EDISON – With Halloween fast-approaching, Senator Barbara Buono urged consideration in the State Senate of a bill to protect consumers from the health risks associated with using non-prescription contact lenses, and warned parents of the dangers associated with using these contacts as a costume accessory.
“Plano lenses, which are increasingly popular with teenagers during Halloween, are non-prescription contacts used solely to change the color or appearance of one’s eyes,” said Senator Buono, D-Middlesex. “However, considering the only requisite to purchase these lenses is a valid credit card number, many teenagers and other consumers have suffered vision impairment, blindness, corneal ulcers, conjunctivitis, and allergic reactions, caused by this unregulated novelty.
“Under the legislation, contact lenses could not be sold in New Jersey without proper licensure from a State regulatory board,” said Senator Buono. “This will crack down on unscrupulous vendors selling unsafe products, as well as ensure that contacts are fitted properly by accredited healthcare professionals, to cut down on the potential for serious eye injury.”
The legislation, sponsored by Senator Buono in the State Senate, and Assemblymen Patrick J. Diegnan and Peter Barnes in the General Assembly, would effectively prohibit the dispensing of contact lenses without proper licensure in the State of New Jersey. While licensure is presently required to dispense contact lenses, under current law, a proper enforcement structure does not exist.

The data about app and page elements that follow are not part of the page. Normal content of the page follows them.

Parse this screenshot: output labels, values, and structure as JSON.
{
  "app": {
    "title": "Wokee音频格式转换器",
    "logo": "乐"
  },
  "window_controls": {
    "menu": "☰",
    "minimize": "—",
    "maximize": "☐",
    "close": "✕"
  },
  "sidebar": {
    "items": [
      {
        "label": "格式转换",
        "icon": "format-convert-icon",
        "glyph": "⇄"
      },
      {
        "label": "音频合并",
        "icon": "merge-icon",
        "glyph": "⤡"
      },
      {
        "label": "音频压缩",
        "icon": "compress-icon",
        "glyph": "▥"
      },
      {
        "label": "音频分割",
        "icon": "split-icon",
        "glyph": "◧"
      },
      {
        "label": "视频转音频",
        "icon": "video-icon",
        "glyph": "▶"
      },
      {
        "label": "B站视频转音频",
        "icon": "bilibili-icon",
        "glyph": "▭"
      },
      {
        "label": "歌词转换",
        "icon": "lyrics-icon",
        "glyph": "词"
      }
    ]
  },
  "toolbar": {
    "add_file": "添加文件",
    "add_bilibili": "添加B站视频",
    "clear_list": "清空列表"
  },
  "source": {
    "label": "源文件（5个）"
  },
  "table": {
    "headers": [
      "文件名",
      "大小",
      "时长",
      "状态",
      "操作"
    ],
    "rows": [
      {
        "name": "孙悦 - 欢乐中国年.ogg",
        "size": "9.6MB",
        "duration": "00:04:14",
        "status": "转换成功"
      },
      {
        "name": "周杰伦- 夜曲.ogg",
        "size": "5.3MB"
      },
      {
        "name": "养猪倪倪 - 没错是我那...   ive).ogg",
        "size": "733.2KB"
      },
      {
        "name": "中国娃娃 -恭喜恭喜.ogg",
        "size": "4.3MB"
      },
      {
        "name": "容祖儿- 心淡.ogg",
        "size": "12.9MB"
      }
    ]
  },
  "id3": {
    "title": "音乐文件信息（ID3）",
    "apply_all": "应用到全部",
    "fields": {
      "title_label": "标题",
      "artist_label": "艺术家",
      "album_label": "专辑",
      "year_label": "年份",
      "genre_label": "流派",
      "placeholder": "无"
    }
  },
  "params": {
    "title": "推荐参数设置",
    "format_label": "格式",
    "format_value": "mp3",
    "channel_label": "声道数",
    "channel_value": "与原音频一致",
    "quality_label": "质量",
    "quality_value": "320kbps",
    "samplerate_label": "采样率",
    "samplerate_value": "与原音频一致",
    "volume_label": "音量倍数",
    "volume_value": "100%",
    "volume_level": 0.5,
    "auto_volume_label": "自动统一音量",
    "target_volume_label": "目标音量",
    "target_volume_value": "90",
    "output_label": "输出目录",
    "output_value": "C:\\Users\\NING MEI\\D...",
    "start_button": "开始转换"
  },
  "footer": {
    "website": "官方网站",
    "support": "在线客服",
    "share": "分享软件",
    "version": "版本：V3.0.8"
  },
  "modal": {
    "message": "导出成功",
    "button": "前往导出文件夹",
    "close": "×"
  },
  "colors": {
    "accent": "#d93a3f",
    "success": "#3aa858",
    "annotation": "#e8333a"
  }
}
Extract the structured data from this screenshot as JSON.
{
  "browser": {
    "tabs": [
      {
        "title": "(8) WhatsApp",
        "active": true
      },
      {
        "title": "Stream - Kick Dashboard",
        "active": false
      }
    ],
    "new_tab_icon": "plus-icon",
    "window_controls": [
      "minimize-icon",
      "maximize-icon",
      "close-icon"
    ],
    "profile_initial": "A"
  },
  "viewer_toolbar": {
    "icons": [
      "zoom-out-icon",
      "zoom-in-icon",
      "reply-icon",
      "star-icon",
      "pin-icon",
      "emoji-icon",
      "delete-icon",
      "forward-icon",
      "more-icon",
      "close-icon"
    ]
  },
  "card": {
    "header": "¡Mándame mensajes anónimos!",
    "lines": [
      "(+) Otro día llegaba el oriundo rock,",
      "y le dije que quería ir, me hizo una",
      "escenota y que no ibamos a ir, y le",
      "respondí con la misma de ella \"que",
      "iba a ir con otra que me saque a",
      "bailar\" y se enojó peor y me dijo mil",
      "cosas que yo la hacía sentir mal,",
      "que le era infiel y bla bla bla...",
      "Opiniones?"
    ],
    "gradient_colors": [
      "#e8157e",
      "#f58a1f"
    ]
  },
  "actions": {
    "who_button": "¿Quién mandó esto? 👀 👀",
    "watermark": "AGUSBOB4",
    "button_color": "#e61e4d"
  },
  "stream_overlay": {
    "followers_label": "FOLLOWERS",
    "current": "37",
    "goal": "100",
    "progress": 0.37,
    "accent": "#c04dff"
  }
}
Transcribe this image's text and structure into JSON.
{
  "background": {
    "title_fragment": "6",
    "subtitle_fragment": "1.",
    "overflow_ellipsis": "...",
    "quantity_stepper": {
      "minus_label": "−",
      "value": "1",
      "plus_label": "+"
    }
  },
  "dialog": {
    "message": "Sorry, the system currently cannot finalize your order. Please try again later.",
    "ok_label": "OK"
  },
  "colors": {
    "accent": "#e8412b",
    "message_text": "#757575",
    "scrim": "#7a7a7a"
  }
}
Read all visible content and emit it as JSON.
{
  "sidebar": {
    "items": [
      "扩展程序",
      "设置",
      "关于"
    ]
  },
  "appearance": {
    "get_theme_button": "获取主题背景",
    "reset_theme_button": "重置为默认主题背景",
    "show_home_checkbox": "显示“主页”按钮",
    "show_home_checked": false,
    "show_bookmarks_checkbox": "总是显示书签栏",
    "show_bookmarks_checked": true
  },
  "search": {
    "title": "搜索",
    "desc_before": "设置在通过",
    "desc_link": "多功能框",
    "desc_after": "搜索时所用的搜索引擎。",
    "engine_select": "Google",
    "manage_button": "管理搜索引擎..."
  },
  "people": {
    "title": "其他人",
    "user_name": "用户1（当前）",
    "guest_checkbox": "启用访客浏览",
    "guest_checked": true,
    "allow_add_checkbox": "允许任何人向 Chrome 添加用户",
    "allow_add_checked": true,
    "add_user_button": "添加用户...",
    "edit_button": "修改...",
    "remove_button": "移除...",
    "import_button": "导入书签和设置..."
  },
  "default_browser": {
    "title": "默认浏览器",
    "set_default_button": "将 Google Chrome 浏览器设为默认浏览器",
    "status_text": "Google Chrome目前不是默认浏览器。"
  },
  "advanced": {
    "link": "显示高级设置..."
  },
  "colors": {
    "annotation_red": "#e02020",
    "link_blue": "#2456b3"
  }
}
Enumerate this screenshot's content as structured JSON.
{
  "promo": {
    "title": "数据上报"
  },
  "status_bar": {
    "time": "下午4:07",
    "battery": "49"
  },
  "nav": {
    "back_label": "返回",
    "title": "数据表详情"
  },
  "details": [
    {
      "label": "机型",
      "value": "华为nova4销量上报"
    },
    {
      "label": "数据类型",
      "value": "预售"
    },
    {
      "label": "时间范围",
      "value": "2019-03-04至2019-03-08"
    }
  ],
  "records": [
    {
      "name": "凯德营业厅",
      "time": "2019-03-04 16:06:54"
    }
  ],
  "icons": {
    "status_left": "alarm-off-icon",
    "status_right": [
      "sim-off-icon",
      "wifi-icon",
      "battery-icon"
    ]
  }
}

The legislators’ measure would assign criminal penalties, , imposing up to 18 months in prison and a $10,000 fine for violation of the bill. Finally, the bill clarifies that plano/non-corrective contact lenses cannot be distributed without a license.
“When Assemblymen Diegnan and Barnes brought this before the full Assembly, they received unanimous support, because, regardless of partisan affiliation, this bill makes safety of our kids a priority,” said Senator Buono. “When the Senate reconvenes after the election, I will push this as a priority, but in the meantime, parents should know the dangers of plano lenses and just say no to a costume accessory which could leave their kids permanently disabled.”
Recently, the Food and Drug Administration (FDA) released consumer protection warnings regarding plano lenses. They recommended that plano lenses be available only by prescription, or that consumers be fitted for non-prescription lenses by a trained healthcare professional. However, the FDA still regulates plano lenses as a cosmetic, and as such, is subject to much less scrutiny than other products.
The identical Assembly bill, A-3945, was unanimously approved by the Assembly in June. Senator Buono’s bill, S-2681, is pending consideration by the Senate Commerce Committee.